heartburn, burning sensation beneath the breastbone, also called pyrosis. Heartburn does not indicate heart malfunction but results from nervous tension or overindulgence in food or drink. The sensation is produced by spasmodic constrictions of the esophagus accompanied or occasioned by regurgitation of stomach acids, which spread upward into the throat, and may result in belching or vomiting. Physical activity immediately following ingestion of food may exaggerate symptoms.
The discomfort can usually be relieved by taking alkaline preparations to counteract the excessive acidity (see antacid). Proper dietary habits, e.g., eating slowly, avoiding spicy foods, and a period of physical inactivity after eating, may prevent heartburn. Sometimes the condition is symptomatic of a disease of the digestive system, such as a stomach ulcer or gall bladder disorder.
Chronic heartburn, known as gastroesophageal reflux disease (GERD) increases the risk of esophageal cancer. Persistent recurrence should be called to the attention of a physician, and is often treated with drugs such as the H2-blockers ranitidine (Zantac), famotidine (Pepcid), and cimetidine (Tagamet) and the proton pump inhibitor omeprazole (Prilosec). Surgery in which the upper dome-shaped portion of the stomach is sutured around the lower esophagus to increase the pressure on the esophogeal side of the sphincter and prevent reflux is also used to treat GERD.
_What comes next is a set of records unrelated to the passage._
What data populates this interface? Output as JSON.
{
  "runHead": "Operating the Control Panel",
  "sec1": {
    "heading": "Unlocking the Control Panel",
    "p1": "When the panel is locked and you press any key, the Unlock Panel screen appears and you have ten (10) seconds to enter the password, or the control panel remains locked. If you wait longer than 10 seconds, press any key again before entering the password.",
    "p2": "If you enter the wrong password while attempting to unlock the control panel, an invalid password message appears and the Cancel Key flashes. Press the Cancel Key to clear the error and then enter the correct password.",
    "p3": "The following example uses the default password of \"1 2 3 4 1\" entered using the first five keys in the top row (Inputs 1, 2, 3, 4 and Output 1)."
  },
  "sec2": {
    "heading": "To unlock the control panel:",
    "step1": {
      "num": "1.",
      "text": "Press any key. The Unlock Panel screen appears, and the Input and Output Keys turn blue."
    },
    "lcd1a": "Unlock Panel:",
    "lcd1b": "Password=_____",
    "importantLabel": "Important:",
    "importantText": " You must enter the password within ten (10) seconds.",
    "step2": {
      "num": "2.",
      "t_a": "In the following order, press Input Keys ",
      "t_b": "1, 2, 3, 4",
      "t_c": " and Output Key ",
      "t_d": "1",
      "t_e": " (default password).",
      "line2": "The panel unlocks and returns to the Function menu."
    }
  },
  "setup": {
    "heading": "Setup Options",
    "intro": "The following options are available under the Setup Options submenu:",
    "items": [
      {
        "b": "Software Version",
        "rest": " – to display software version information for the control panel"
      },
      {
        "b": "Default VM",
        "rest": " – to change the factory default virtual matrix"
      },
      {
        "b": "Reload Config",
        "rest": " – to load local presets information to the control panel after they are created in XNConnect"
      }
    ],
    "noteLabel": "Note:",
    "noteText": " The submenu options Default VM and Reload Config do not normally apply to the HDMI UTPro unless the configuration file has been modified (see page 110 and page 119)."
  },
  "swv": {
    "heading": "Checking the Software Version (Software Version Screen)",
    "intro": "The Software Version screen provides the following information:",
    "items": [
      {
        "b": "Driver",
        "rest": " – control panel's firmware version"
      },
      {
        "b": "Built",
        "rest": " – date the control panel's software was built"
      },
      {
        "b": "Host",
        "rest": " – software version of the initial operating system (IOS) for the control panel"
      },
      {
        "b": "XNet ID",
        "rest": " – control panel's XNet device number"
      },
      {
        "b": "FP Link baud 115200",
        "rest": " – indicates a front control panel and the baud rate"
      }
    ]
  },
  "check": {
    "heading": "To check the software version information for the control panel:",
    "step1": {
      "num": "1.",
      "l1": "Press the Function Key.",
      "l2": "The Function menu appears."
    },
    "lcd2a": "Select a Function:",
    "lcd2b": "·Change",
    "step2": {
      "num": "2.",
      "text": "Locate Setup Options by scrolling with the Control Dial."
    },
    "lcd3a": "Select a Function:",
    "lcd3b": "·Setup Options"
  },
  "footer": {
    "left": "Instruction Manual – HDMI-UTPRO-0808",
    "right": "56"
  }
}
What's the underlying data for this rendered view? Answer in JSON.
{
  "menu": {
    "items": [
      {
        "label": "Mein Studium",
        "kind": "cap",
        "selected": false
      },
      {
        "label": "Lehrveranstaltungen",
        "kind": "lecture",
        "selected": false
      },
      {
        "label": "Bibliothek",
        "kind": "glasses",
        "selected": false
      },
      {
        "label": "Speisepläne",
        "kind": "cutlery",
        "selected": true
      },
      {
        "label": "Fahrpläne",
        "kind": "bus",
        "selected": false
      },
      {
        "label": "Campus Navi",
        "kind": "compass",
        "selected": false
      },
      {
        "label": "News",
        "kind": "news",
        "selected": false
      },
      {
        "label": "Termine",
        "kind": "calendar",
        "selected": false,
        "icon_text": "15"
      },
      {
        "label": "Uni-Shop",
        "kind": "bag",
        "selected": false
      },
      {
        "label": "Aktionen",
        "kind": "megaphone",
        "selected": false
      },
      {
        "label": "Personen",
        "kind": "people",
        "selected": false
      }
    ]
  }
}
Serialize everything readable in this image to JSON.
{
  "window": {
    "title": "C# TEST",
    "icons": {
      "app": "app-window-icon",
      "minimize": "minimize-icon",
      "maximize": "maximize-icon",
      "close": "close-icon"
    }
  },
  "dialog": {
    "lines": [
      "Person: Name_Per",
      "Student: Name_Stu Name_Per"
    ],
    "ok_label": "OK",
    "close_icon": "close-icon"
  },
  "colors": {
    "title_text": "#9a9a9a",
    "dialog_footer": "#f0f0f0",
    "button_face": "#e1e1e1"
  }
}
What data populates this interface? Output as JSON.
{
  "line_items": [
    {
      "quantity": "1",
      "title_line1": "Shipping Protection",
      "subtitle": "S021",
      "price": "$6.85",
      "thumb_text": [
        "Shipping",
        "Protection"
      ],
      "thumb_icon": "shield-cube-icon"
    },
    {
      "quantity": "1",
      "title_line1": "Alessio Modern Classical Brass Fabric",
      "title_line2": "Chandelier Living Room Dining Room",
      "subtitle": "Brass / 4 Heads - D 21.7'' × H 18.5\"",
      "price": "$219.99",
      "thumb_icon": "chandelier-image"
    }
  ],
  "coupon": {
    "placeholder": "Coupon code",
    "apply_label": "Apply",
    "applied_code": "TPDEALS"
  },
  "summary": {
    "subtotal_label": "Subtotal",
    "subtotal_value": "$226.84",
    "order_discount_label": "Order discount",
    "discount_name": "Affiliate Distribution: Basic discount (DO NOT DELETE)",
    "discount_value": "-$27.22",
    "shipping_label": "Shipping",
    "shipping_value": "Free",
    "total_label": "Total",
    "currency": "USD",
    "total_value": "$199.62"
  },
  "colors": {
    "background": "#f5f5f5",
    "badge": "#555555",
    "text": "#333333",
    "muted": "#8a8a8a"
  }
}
The Columbia Electronic Encyclopedia, 6th ed. Copyright © 2012, Columbia University Press. All rights reserved.